Ranika Melal Parseh
Your Dream, Our Business

Professional Australian Immigration Advice

RanikaMelalParseh Immigration Advice Agency
Providing immigration advice regarding preparing theapplications for permanent and temporary Australian and New Zealand visas for revered applicants by registered Australian migration agent with respect to the latest applied immigration laws and regulations


The office of MARA regulates Australian migration agents. At Ranika Melal Parseh we use the services of a MARA Registered Migration Agent. This protects our clients and gives them an added advantage of the expertise and vast experience our registered agent brings to the applications.

We take care of our client’s entire visa processing from start until the visa is granted. Applicants can make their application directly to the DIBP and pay a lower cost, however as clients find it very difficult and tedious to process the lengthy applications themselves, they take advantage of the expert services we provide including checking documents, filling up of all official application forms, representation and correspondence with the related authorities. Some of our services to our valued clients are listed in the following:
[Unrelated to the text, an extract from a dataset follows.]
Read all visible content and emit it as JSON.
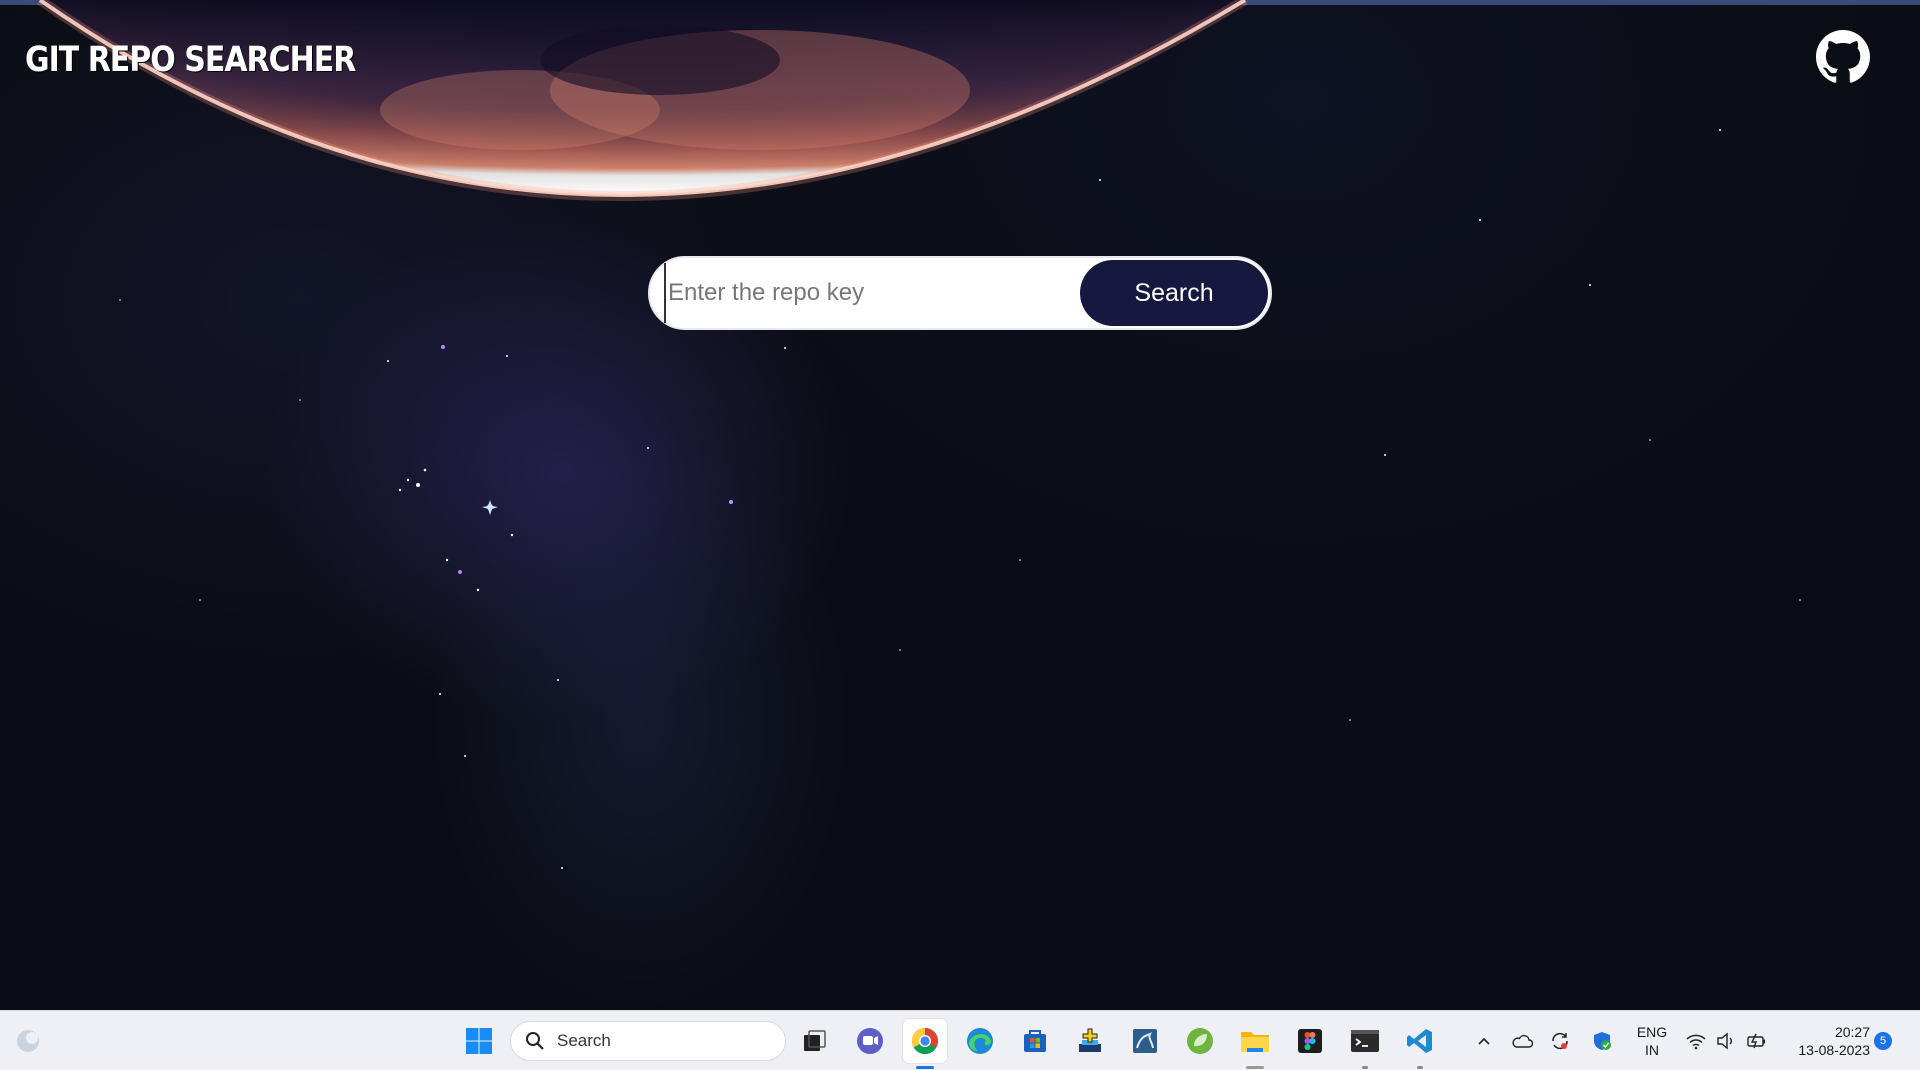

Our Registered Migration Agent Details:

    Daniel Eskandari

    Migration Agent Registration Number:   0100438

    Email address:

    Postal address: Level 25, 88 Phillip Street, SYDNEY NSW 2000, Australia  

    Phone:   +61 (0) 2 82112722

    Fax: +61 (0) 2 82110555

    You can check our agent registration details here. and here

    Risks of receiving assistance from an unregistered person

    If you want to use a migration agent in Australia to help with your visa application, make sure they are a registered agent. This protects you.

    It is a serious offence for anyone who is not a registered migration agent to give immigration assistance in Australia. The penalty can be up to 10 years of imprisonment

    What are the benefits of using a registered migration agent?

    Using a registered migration agent has many benefits. Not using one has many risks, as you will see in this table.

    What are the benefits of using a registered migration agent? Registered agents:

    What are the risks of using a person who is not registered? A person who is not registered:

    must have a good and up-to-date knowledge of Australia’s immigration law and procedures might have only limited knowledge of Australia’s immigration law and procedures
    are bound to act in your legitimate interests and give you accurate advice through a Code of Conduct might give incorrect advice, make false promises, or try to take advantage of your situation
    must manage your money in a separate account until services are provided, and have their accounts audited from time to time

    might not handle your money the right way (some have taken large amounts of cash from their clients)

    must keep proper client records for seven years might not keep proper files and misplace your important documents, including original ones
    are authorised to represent you and must tell you about your visa outcome in a timely manner have no obligation to tell you about your visa outcome

    Reporting a person who is not registered

    If you know a person who is giving immigration assistance but who is not registered as a migration agent, you should immediately report them to the Department of Immigration and Border Protection.

    Telephone: 1800 009 623 (Monday to Friday, 8.30 am to 4.30 pm Australian Eastern Standard Time)

    Fax: 1800 009 849

    Can a person who is not registered as a migration agent give immigration assistance?

    In a small number of cases, a person who is not registered as an agent in Australia can help another person with their visa matter. These situations are covered by law (Section 280 of the Migration Act 1958). They are when a person who is not registered is:

    • a nominator or sponsor of the applicant
    • a close family member of the applicant, nominator or sponsor
    • an official giving assistance as part of their job
    • a parliamentarian
    • a member of a diplomatic mission, consular post or international organisation helping to prepare a submission to the Minister of Immigration and Border Protection and who is giving the help for free.